The independent inquiry into Tayside mental health services is to ramp up its investigation after receiving hundreds of public submissions.
Inquiry chairman David Strang has revealed he and his team have received more than 200 written submissions after issuing a call for evidence on September 5. Of those, 50 were received within the first week.
In addition, more than 50 requests to give verbal evidence have been received since the call for interviews went out on October 1. So far, 24 interviews have been carried out.
The inquiry will now look to be more “proactive” in its approach to assessing mental health services in the region, according to Mr Strang.
Inquiry members will look to meet up with healthcare workers such as doctors, student nurses and psychologists in the new year to build a more complete picture of Tayside’s services – both positive and negative.
Mr Strang said: “It’s been quite passive on our part so far, so we now have a plan to be more proactive. It feels to us a real responsibility because people are looking forward to our conclusions.”
The inquiry was set up after several suicides of people who had used Tayside mental health services, such as Dundee’s Carseview Centre.
Families of a number of people who have died are continuing to press for a full public inquiry.
The inquiry is operating independently of NHS Tayside and the Scottish Government – but NHS staff are being asked for their views.
Jenny Alexander, employee director at the health board, said a survey sent out earlier this week as part of the inquiry has already been responded to by a fifth of workers.
This week also marked the publication of one of the first reports as part of the inquiry, compiled by the Health and Social Care Alliance Scotland (the Alliance).
Alliance working groups held workshops with health workers, carers and mental health service users to get “real, lived” experiences of mental health issues.

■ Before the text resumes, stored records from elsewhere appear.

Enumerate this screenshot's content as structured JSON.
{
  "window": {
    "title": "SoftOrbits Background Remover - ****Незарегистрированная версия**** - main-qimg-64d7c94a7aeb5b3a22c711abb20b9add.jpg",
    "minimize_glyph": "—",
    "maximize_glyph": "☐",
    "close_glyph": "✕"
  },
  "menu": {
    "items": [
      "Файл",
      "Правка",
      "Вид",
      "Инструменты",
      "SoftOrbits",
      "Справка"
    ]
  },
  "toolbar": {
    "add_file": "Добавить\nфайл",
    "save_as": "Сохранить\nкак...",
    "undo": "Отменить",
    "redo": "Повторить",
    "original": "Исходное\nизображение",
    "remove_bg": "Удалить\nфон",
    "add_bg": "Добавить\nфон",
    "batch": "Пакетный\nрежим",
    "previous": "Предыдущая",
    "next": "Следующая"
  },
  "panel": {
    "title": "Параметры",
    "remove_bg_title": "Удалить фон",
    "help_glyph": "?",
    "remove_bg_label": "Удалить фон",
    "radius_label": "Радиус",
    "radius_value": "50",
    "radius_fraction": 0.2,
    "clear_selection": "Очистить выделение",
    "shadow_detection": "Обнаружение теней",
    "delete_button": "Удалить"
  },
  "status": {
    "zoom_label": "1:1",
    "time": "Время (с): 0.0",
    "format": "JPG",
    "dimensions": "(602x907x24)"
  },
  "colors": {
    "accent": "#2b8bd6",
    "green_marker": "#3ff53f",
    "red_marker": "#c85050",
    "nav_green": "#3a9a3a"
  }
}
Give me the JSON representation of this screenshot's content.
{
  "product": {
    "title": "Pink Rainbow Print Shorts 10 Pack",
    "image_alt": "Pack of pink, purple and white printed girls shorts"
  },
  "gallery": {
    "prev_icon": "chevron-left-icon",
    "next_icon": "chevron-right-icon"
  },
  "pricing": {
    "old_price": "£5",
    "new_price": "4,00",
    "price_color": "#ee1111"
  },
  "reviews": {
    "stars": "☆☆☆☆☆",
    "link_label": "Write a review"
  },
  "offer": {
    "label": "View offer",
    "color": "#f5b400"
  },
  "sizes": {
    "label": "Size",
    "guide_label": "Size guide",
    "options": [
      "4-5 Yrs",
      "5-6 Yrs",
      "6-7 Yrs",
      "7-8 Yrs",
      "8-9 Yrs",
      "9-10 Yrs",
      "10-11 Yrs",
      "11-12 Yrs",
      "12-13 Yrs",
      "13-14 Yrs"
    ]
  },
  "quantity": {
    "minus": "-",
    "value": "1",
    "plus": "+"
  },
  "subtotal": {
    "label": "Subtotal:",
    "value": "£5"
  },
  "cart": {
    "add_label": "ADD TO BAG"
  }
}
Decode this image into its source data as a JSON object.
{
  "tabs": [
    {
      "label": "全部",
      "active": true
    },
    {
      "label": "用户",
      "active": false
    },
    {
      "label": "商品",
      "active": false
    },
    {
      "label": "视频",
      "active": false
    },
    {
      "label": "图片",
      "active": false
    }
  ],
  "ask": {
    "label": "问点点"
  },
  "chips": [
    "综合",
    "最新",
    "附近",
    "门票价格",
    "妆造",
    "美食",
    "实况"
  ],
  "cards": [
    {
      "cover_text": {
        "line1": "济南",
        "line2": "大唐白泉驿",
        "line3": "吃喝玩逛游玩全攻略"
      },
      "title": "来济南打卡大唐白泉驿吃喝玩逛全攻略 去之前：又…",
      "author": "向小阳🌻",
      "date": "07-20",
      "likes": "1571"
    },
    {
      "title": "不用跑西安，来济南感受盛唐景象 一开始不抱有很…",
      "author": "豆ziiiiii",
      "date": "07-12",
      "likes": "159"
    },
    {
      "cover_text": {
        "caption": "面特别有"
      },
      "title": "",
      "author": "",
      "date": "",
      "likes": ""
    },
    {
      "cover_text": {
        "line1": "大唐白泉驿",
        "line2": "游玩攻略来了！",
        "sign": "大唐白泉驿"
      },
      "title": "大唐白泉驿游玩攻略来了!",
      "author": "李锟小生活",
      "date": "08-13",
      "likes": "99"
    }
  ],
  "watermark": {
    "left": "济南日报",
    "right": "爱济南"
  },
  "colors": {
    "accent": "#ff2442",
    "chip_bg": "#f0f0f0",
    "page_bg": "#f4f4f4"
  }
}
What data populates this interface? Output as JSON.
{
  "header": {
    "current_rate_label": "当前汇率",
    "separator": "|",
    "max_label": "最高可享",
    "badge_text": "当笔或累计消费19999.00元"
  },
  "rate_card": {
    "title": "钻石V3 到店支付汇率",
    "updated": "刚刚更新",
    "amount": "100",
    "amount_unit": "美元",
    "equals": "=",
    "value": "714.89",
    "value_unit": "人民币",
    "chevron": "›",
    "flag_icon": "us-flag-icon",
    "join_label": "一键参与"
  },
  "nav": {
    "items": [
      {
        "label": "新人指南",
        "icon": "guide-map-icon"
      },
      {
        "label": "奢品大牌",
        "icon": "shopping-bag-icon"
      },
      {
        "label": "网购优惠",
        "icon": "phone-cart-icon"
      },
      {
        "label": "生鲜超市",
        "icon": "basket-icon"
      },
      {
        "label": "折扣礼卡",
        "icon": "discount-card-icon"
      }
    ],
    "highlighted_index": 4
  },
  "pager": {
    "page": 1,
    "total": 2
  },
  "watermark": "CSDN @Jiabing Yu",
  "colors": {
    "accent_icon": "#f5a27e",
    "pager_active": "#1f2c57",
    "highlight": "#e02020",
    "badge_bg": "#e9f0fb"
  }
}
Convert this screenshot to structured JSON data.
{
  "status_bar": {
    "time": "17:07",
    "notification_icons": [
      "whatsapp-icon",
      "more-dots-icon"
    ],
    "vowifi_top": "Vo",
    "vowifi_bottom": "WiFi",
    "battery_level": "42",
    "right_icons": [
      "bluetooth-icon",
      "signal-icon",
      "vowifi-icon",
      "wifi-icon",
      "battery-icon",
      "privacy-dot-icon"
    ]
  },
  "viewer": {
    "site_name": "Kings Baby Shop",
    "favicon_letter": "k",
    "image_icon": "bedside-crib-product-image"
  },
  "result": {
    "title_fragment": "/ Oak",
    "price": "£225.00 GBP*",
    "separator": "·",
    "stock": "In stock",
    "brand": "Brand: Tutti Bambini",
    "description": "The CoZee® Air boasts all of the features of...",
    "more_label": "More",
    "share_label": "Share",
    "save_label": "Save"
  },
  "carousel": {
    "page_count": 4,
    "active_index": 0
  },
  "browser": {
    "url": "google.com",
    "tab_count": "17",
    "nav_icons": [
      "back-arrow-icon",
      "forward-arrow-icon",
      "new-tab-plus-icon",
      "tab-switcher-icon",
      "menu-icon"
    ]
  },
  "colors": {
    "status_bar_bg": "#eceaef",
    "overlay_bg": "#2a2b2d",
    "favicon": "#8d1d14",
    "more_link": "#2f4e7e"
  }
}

Among other recommendations, the organisation concluded that Tayside should have out-of-hours crisis intervention centres for emergencies. For those getting treatment for mental health issues, “long-term recovery” plans need to be considered to avoid complications in future.
NHS Tayside is continuing to pursue a pre-planned shake-up of its existing mental health services while the inquiry continues.
Chairman John Brown said: “Since we commissioned the independent inquiry, we have always said that one of the most critical parts of the work was ensuring that those people with real, lived experiences of mental health services would have a strong voice. I’d like to thank the Alliance on behalf of the board for leading this work (and) I’d like to thank those who participated for their honest accounts.
“I’d like to restate NHS Tayside’s commitment to keep listening to people, learning lessons and undertaking the right kinds of changes which will transform our mental health services.”
He told Mr Strang at an NHS meeting yesterday: “Thank you for what you are doing – the Alliance report gives us an idea of what (our future services) may look like.”
The inquiry has no fixed end date but aims to produce a catalogue of findings and recommendations at its close, to which NHS Tayside is expected to respond.